I’m sure there are more differences that one could come up with between case and adpositions, but I think that these will do for now. 😛
I have realized that at least 36 of my derivational verb suffixes which derive stative verbs are obsolete and do not need to exist. The reason that they’re obsolete (or 24 of them, at least) is because the same thing can be said with an active verb that’s being derived from an essive, exessive, or translative noun. The other 12 are obsolete because I’ve realized that they’re not really distinctive forms, but rather just a modification of already existing forms. Technically, I already knew that it was a modification of already existing forms, but it was only able to modify one set (the plain set), so I still counted it. But I’ve now realized/decided that the same change (which creates a protractive aspect) can be done to every set, so they no longer deserve their own place on the chart.
I don’t have this derivational paradigm published to this website yet, so if you try to find it here, you won’t. 😛 At least not at the time of this writing. I will make another post when I do get around to publishing it, but I think I need to think about this for a while, because I will need to rebalance the rest of the paradigm after the loss of these 36 suffixes.
After nearly two weeks of working on it, I have finally added a section for noun case. It doesn’t have any links on it yet, but it does have a bunch of nifty tables. Each individual case will eventually have its own daughter page that goes into more detail, eventually.
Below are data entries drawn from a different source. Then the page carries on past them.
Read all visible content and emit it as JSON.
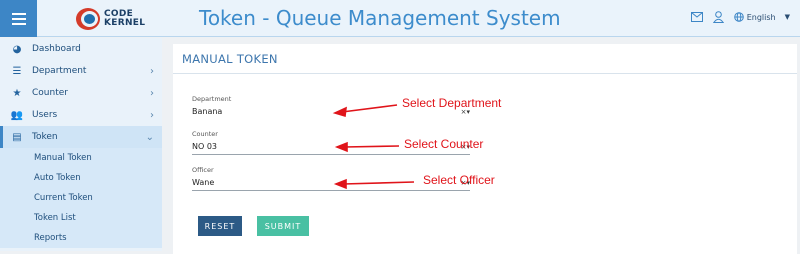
{
  "header": {
    "logo_text_1": "CODE",
    "logo_text_2": "KERNEL",
    "title": "Token - Queue Management System",
    "language": "English"
  },
  "sidebar": {
    "items": [
      {
        "label": "Dashboard",
        "icon": "dashboard-icon"
      },
      {
        "label": "Department",
        "icon": "list-icon"
      },
      {
        "label": "Counter",
        "icon": "star-icon"
      },
      {
        "label": "Users",
        "icon": "users-icon"
      },
      {
        "label": "Token",
        "icon": "id-card-icon"
      }
    ],
    "token_sub": [
      "Manual Token",
      "Auto Token",
      "Current Token",
      "Token List",
      "Reports"
    ]
  },
  "panel": {
    "title": "MANUAL TOKEN",
    "department": {
      "label": "Department",
      "value": "Banana"
    },
    "counter": {
      "label": "Counter",
      "value": "NO 03"
    },
    "officer": {
      "label": "Officer",
      "value": "Wane"
    },
    "reset_label": "RESET",
    "submit_label": "SUBMIT"
  },
  "annotations": {
    "department": "Select Department",
    "counter": "Select Counter",
    "officer": "Select Officer"
  },
  "colors": {
    "accent": "#3d86c6",
    "annotation": "#e0141a",
    "reset": "#2c5a86",
    "submit": "#49c0a3"
  }
}
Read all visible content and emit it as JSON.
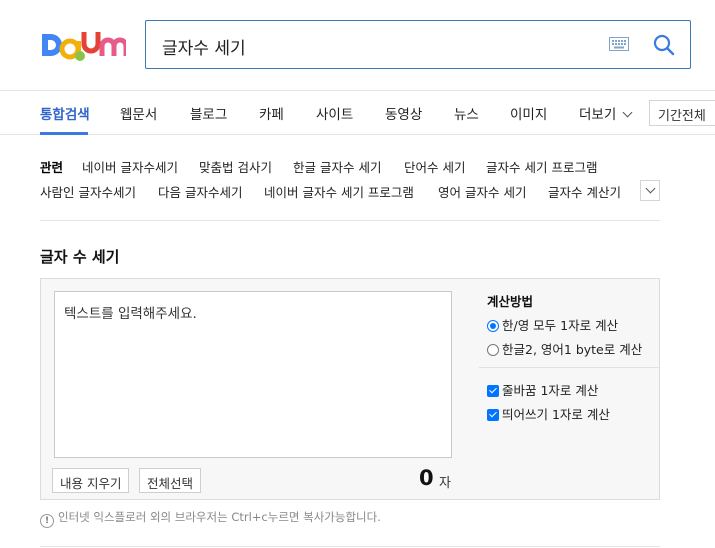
{
  "brand": {
    "logo_text": "Daum",
    "colors": {
      "d": "#4285f4",
      "a": "#f2b10a",
      "u": "#e34234",
      "u2": "#8bc34a",
      "m": "#e75a8a"
    }
  },
  "search": {
    "query": "글자수 세기",
    "keyboard_icon": "keyboard-icon",
    "search_icon": "search-icon"
  },
  "nav": {
    "tabs": [
      {
        "label": "통합검색",
        "active": true
      },
      {
        "label": "웹문서"
      },
      {
        "label": "블로그"
      },
      {
        "label": "카페"
      },
      {
        "label": "사이트"
      },
      {
        "label": "동영상"
      },
      {
        "label": "뉴스"
      },
      {
        "label": "이미지"
      },
      {
        "label": "더보기"
      }
    ],
    "period": "기간전체"
  },
  "related": {
    "title": "관련",
    "row1": [
      "네이버 글자수세기",
      "맞춤법 검사기",
      "한글 글자수 세기",
      "단어수 세기",
      "글자수 세기 프로그램"
    ],
    "row2": [
      "사람인 글자수세기",
      "다음 글자수세기",
      "네이버 글자수 세기 프로그램",
      "영어 글자수 세기",
      "글자수 계산기"
    ]
  },
  "tool": {
    "title": "글자 수 세기",
    "placeholder": "텍스트를 입력해주세요.",
    "clear_label": "내용 지우기",
    "select_all_label": "전체선택",
    "count": "0",
    "count_unit": "자",
    "method_title": "계산방법",
    "methods": [
      {
        "label": "한/영 모두 1자로 계산",
        "selected": true
      },
      {
        "label": "한글2, 영어1 byte로 계산",
        "selected": false
      }
    ],
    "options": [
      {
        "label": "줄바꿈 1자로 계산",
        "checked": true
      },
      {
        "label": "띄어쓰기 1자로 계산",
        "checked": true
      }
    ]
  },
  "notice": "인터넷 익스플로러 외의 브라우저는 Ctrl+c누르면 복사가능합니다."
}
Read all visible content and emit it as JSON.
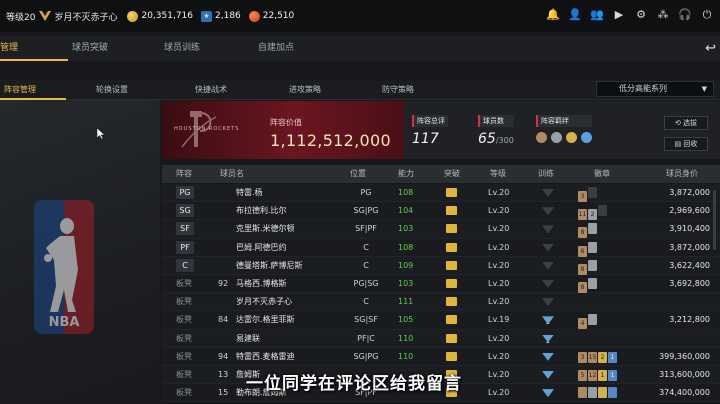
{
  "topbar": {
    "level": "等级20",
    "username": "岁月不灭赤子心",
    "gold": "20,351,716",
    "points": "2,186",
    "coins": "22,510"
  },
  "tabs": [
    {
      "label": "管理",
      "active": true
    },
    {
      "label": "球员突破",
      "active": false
    },
    {
      "label": "球员训练",
      "active": false
    },
    {
      "label": "自建加点",
      "active": false
    }
  ],
  "subtabs": [
    {
      "label": "阵容管理",
      "active": true
    },
    {
      "label": "轮换设置",
      "active": false
    },
    {
      "label": "快捷战术",
      "active": false
    },
    {
      "label": "进攻策略",
      "active": false
    },
    {
      "label": "防守策略",
      "active": false
    }
  ],
  "dropdown": {
    "label": "低分高能系列"
  },
  "banner": {
    "team_logo_text": "HOUSTON ROCKETS",
    "value_label": "阵容价值",
    "value": "1,112,512,000"
  },
  "stats": {
    "rating_label": "阵容总评",
    "rating": "117",
    "count_label": "球员数",
    "count": "65",
    "count_max": "/300",
    "bond_label": "阵容羁绊"
  },
  "buttons": {
    "filter": "选拔",
    "recycle": "回收"
  },
  "table": {
    "headers": [
      "阵容",
      "球员名",
      "位置",
      "能力",
      "突破",
      "等级",
      "训练",
      "徽章",
      "球员身价"
    ],
    "rows": [
      {
        "role": "PG",
        "bench": false,
        "num": "",
        "name": "特雷.杨",
        "pos": "PG",
        "ability": "108",
        "level": "Lv.20",
        "train": "gray",
        "badges": [
          "bronze:3",
          "darkb:"
        ],
        "salary": "3,872,000"
      },
      {
        "role": "SG",
        "bench": false,
        "num": "",
        "name": "布拉德利.比尔",
        "pos": "SG|PG",
        "ability": "104",
        "level": "Lv.20",
        "train": "gray",
        "badges": [
          "bronze:11",
          "silver:2",
          "darkb:"
        ],
        "salary": "2,969,600"
      },
      {
        "role": "SF",
        "bench": false,
        "num": "",
        "name": "克里斯.米德尔顿",
        "pos": "SF|PF",
        "ability": "103",
        "level": "Lv.20",
        "train": "gray",
        "badges": [
          "bronze:8",
          "silver:"
        ],
        "salary": "3,910,400"
      },
      {
        "role": "PF",
        "bench": false,
        "num": "",
        "name": "巴姆.阿德巴约",
        "pos": "C",
        "ability": "108",
        "level": "Lv.20",
        "train": "gray",
        "badges": [
          "bronze:6",
          "silver:"
        ],
        "salary": "3,872,000"
      },
      {
        "role": "C",
        "bench": false,
        "num": "",
        "name": "德曼塔斯.萨博尼斯",
        "pos": "C",
        "ability": "109",
        "level": "Lv.20",
        "train": "gray",
        "badges": [
          "bronze:8",
          "silver:"
        ],
        "salary": "3,622,400"
      },
      {
        "role": "板凳",
        "bench": true,
        "num": "92",
        "name": "马格西.博格斯",
        "pos": "PG|SG",
        "ability": "103",
        "level": "Lv.20",
        "train": "gray",
        "badges": [
          "bronze:8",
          "silver:"
        ],
        "salary": "3,692,800"
      },
      {
        "role": "板凳",
        "bench": true,
        "num": "",
        "name": "岁月不灭赤子心",
        "pos": "C",
        "ability": "111",
        "level": "Lv.20",
        "train": "gray",
        "badges": [],
        "salary": ""
      },
      {
        "role": "板凳",
        "bench": true,
        "num": "84",
        "name": "达雷尔.格里菲斯",
        "pos": "SG|SF",
        "ability": "105",
        "level": "Lv.19",
        "train": "blue:2",
        "badges": [
          "bronze:4",
          "silver:"
        ],
        "salary": "3,212,800"
      },
      {
        "role": "板凳",
        "bench": true,
        "num": "",
        "name": "易建联",
        "pos": "PF|C",
        "ability": "110",
        "level": "Lv.20",
        "train": "blue:2",
        "badges": [],
        "salary": ""
      },
      {
        "role": "板凳",
        "bench": true,
        "num": "94",
        "name": "特雷西.麦格雷迪",
        "pos": "SG|PG",
        "ability": "110",
        "level": "Lv.20",
        "train": "blue",
        "badges": [
          "bronze:3",
          "bronze:15",
          "gold:2",
          "blueb:1"
        ],
        "salary": "399,360,000"
      },
      {
        "role": "板凳",
        "bench": true,
        "num": "13",
        "name": "詹姆斯",
        "pos": "",
        "ability": "",
        "level": "Lv.20",
        "train": "blue",
        "badges": [
          "bronze:5",
          "bronze:12",
          "gold:1",
          "blueb:1"
        ],
        "salary": "313,600,000"
      },
      {
        "role": "板凳",
        "bench": true,
        "num": "15",
        "name": "勒布朗.詹姆斯",
        "pos": "SF|PF",
        "ability": "",
        "level": "Lv.20",
        "train": "blue",
        "badges": [
          "bronze:",
          "silver:",
          "gold:",
          "blueb:"
        ],
        "salary": "374,400,000"
      }
    ]
  },
  "subtitle": "一位同学在评论区给我留言",
  "colors": {
    "accent": "#e9b84a",
    "team_red": "#6b1620",
    "ability_green": "#5ecf4e"
  }
}
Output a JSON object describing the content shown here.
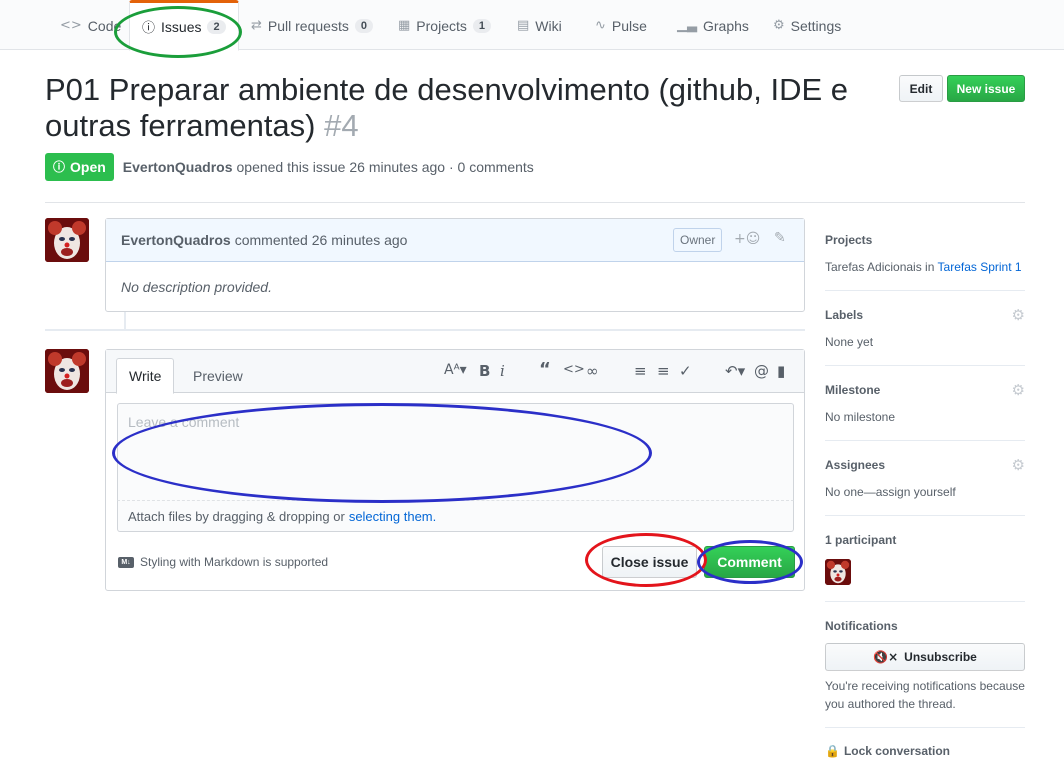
{
  "tabs": [
    {
      "icon": "code-icon",
      "label": "Code",
      "count": ""
    },
    {
      "icon": "issue-icon",
      "label": "Issues",
      "count": "2"
    },
    {
      "icon": "pull-request-icon",
      "label": "Pull requests",
      "count": "0"
    },
    {
      "icon": "project-icon",
      "label": "Projects",
      "count": "1"
    },
    {
      "icon": "book-icon",
      "label": "Wiki",
      "count": ""
    },
    {
      "icon": "pulse-icon",
      "label": "Pulse",
      "count": ""
    },
    {
      "icon": "graph-icon",
      "label": "Graphs",
      "count": ""
    },
    {
      "icon": "gear-icon",
      "label": "Settings",
      "count": ""
    }
  ],
  "issue": {
    "title": "P01 Preparar ambiente de desenvolvimento (github, IDE e outras ferramentas)",
    "number": "#4",
    "edit_label": "Edit",
    "new_issue_label": "New issue",
    "state": "Open",
    "author": "EvertonQuadros",
    "meta": "opened this issue 26 minutes ago · 0 comments"
  },
  "comment": {
    "author": "EvertonQuadros",
    "action": "commented 26 minutes ago",
    "owner_badge": "Owner",
    "body": "No description provided."
  },
  "composer": {
    "write_tab": "Write",
    "preview_tab": "Preview",
    "placeholder": "Leave a comment",
    "attach_text": "Attach files by dragging & dropping or",
    "attach_link": "selecting them.",
    "markdown_note": "Styling with Markdown is supported",
    "close_label": "Close issue",
    "comment_label": "Comment"
  },
  "sidebar": {
    "projects_heading": "Projects",
    "projects_prefix": "Tarefas Adicionais in",
    "projects_link": "Tarefas Sprint 1",
    "labels_heading": "Labels",
    "labels_value": "None yet",
    "milestone_heading": "Milestone",
    "milestone_value": "No milestone",
    "assignees_heading": "Assignees",
    "assignees_value": "No one—assign yourself",
    "participants_heading": "1 participant",
    "notifications_heading": "Notifications",
    "unsubscribe_label": "Unsubscribe",
    "notifications_text": "You're receiving notifications because you authored the thread.",
    "lock_label": "Lock conversation"
  },
  "colors": {
    "accent_green": "#2cbe4e",
    "link_blue": "#0366d6",
    "annotation_green": "#1a9e3a",
    "annotation_blue": "#2b2fc8",
    "annotation_red": "#e3141b"
  }
}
A new Typology section has been added to the menu at the top of the page. This section contains information on morphosyntactic alignment. For the moment, I don’t know what else to say on it besides what I’ve said, but I’m pretty sure that I’ll re-read it at some point in the future, and realize through doing so what else I might want to say about it. So I predict that it will be edited in the future, but it’s off to a pretty good start, I think.
Oh, also, I’ve added a hopefully-nifty little subscribe/follow feature. I can’t imagine very many people actually using it, but hey, that’s a thing that’s there. 🙂